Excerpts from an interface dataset
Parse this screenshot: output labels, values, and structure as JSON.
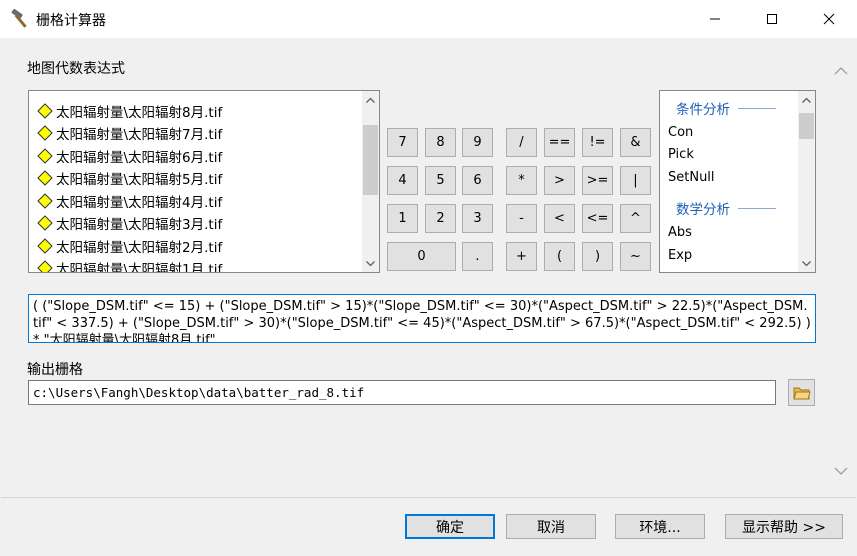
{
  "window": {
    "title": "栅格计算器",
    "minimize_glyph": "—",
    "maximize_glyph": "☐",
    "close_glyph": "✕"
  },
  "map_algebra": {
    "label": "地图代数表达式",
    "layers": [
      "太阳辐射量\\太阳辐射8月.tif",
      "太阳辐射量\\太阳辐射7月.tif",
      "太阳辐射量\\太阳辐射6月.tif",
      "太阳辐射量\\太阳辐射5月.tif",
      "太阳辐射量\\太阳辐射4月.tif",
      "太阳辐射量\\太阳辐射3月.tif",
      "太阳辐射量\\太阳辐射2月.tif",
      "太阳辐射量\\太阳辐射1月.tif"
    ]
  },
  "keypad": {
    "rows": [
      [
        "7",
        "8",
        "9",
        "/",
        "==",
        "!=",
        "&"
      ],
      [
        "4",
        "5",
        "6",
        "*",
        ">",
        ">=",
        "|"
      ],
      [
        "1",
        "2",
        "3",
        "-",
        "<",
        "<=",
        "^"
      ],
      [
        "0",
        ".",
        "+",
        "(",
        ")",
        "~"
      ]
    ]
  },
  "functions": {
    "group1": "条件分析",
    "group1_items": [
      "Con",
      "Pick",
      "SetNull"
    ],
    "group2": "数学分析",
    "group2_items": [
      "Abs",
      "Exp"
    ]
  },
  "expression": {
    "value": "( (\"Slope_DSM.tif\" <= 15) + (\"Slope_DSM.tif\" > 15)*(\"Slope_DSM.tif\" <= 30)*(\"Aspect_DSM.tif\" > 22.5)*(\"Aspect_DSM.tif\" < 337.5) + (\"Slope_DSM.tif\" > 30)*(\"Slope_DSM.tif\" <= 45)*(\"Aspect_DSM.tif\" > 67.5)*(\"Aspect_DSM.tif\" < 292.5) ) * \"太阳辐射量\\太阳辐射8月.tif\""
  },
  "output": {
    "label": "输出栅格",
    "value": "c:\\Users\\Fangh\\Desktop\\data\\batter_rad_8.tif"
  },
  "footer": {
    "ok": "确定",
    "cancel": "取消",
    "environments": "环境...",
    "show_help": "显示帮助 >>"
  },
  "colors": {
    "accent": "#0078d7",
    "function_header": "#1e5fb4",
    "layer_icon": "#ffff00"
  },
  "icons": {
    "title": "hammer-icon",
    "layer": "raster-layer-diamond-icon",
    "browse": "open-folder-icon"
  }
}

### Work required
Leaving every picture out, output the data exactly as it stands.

### Your response
Parse this screenshot: output labels, values, and structure as JSON.
{
  "window": {
    "title": "栅格计算器",
    "minimize_glyph": "—",
    "maximize_glyph": "☐",
    "close_glyph": "✕"
  },
  "map_algebra": {
    "label": "地图代数表达式",
    "layers": [
      "太阳辐射量\\太阳辐射8月.tif",
      "太阳辐射量\\太阳辐射7月.tif",
      "太阳辐射量\\太阳辐射6月.tif",
      "太阳辐射量\\太阳辐射5月.tif",
      "太阳辐射量\\太阳辐射4月.tif",
      "太阳辐射量\\太阳辐射3月.tif",
      "太阳辐射量\\太阳辐射2月.tif",
      "太阳辐射量\\太阳辐射1月.tif"
    ]
  },
  "keypad": {
    "rows": [
      [
        "7",
        "8",
        "9",
        "/",
        "==",
        "!=",
        "&"
      ],
      [
        "4",
        "5",
        "6",
        "*",
        ">",
        ">=",
        "|"
      ],
      [
        "1",
        "2",
        "3",
        "-",
        "<",
        "<=",
        "^"
      ],
      [
        "0",
        ".",
        "+",
        "(",
        ")",
        "~"
      ]
    ]
  },
  "functions": {
    "group1": "条件分析",
    "group1_items": [
      "Con",
      "Pick",
      "SetNull"
    ],
    "group2": "数学分析",
    "group2_items": [
      "Abs",
      "Exp"
    ]
  },
  "expression": {
    "value": "( (\"Slope_DSM.tif\" <= 15) + (\"Slope_DSM.tif\" > 15)*(\"Slope_DSM.tif\" <= 30)*(\"Aspect_DSM.tif\" > 22.5)*(\"Aspect_DSM.tif\" < 337.5) + (\"Slope_DSM.tif\" > 30)*(\"Slope_DSM.tif\" <= 45)*(\"Aspect_DSM.tif\" > 67.5)*(\"Aspect_DSM.tif\" < 292.5) ) * \"太阳辐射量\\太阳辐射8月.tif\""
  },
  "output": {
    "label": "输出栅格",
    "value": "c:\\Users\\Fangh\\Desktop\\data\\batter_rad_8.tif"
  },
  "footer": {
    "ok": "确定",
    "cancel": "取消",
    "environments": "环境...",
    "show_help": "显示帮助 >>"
  },
  "colors": {
    "accent": "#0078d7",
    "function_header": "#1e5fb4",
    "layer_icon": "#ffff00"
  },
  "icons": {
    "title": "hammer-icon",
    "layer": "raster-layer-diamond-icon",
    "browse": "open-folder-icon"
  }
}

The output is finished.